Show, from the records below, all lines that contain the word "face".

## Supplied material
____

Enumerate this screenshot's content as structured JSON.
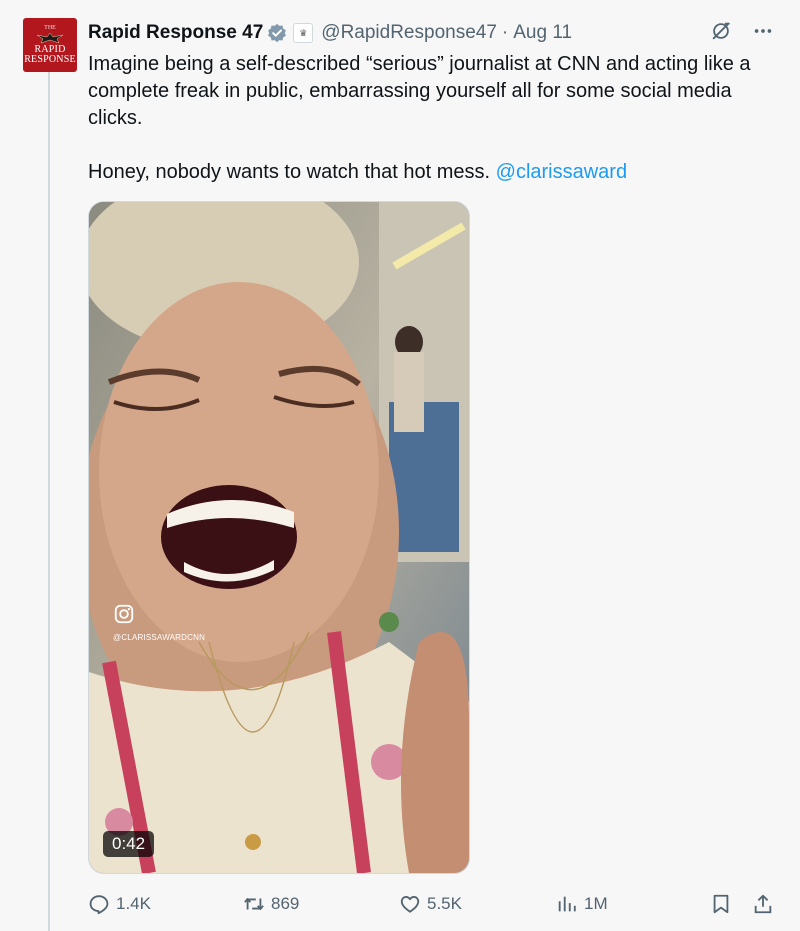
{
  "tweet": {
    "author_name": "Rapid Response 47",
    "handle": "@RapidResponse47",
    "separator": "·",
    "date": "Aug 11",
    "avatar": {
      "top": "THE",
      "line1": "RAPID",
      "line2": "RESPONSE"
    },
    "text_before_mention": "Imagine being a self-described “serious” journalist at CNN and acting like a complete freak in public, embarrassing yourself all for some social media clicks.\n\nHoney, nobody wants to watch that hot mess. ",
    "mention": "@clarissaward",
    "verified_color": "#829aab",
    "mention_color": "#1d9bf0"
  },
  "media": {
    "overlay_handle": "@CLARISSAWARDCNN",
    "duration": "0:42"
  },
  "actions": {
    "replies": "1.4K",
    "reposts": "869",
    "likes": "5.5K",
    "views": "1M"
  },
  "icons": [
    "verified-badge-icon",
    "affiliate-badge-icon",
    "grok-icon",
    "more-icon",
    "instagram-icon",
    "reply-icon",
    "repost-icon",
    "like-icon",
    "views-icon",
    "bookmark-icon",
    "share-icon"
  ]
}
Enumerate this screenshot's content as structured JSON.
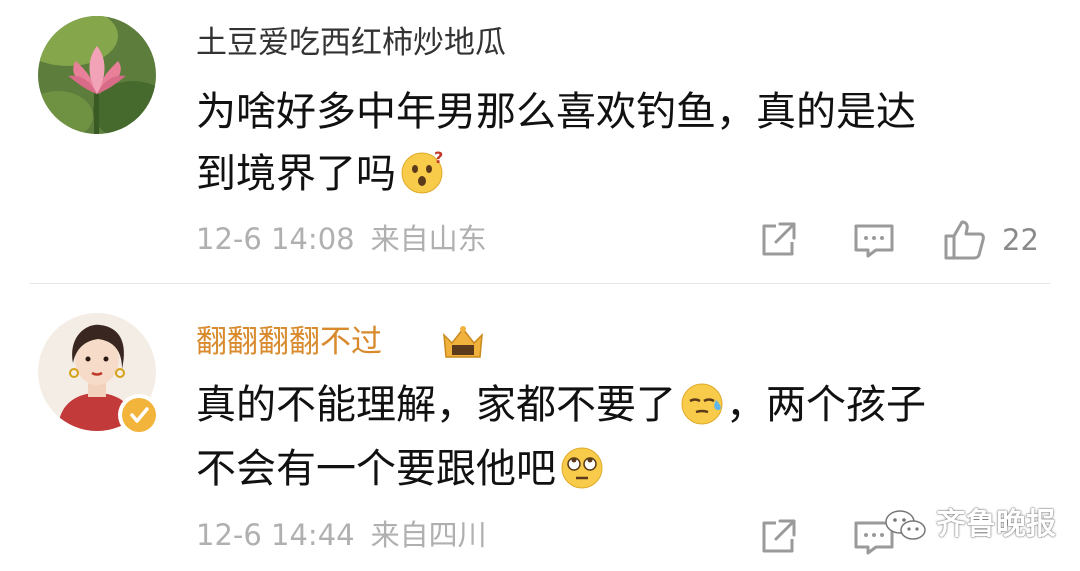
{
  "colors": {
    "username_default": "#333333",
    "username_vip": "#d88a2d",
    "meta": "#b0b0b0",
    "verify_badge": "#f2b43b"
  },
  "comments": [
    {
      "username": "土豆爱吃西红柿炒地瓜",
      "avatar": "lotus-flower-avatar",
      "text_line1": "为啥好多中年男那么喜欢钓鱼，真的是达",
      "text_line2": "到境界了吗",
      "emoji": "surprised-face-icon",
      "date": "12-6 14:08",
      "location": "来自山东",
      "likes": "22"
    },
    {
      "username": "翻翻翻翻不过",
      "avatar": "illustrated-woman-avatar",
      "badge": "crown-icon",
      "verified": "verified-badge-icon",
      "text_line1a": "真的不能理解，家都不要了",
      "emoji1": "sweat-face-icon",
      "text_line1b": "，两个孩子",
      "text_line2": "不会有一个要跟他吧",
      "emoji2": "eye-roll-face-icon",
      "date": "12-6 14:44",
      "location": "来自四川"
    }
  ],
  "actions": {
    "share_icon": "share-icon",
    "reply_icon": "reply-icon",
    "like_icon": "thumbs-up-icon"
  },
  "watermark": {
    "text": "齐鲁晚报",
    "icon": "wechat-icon"
  }
}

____

## Result
      "emoji": "surprised-face-icon",
      "emoji1": "sweat-face-icon",
      "emoji2": "eye-roll-face-icon",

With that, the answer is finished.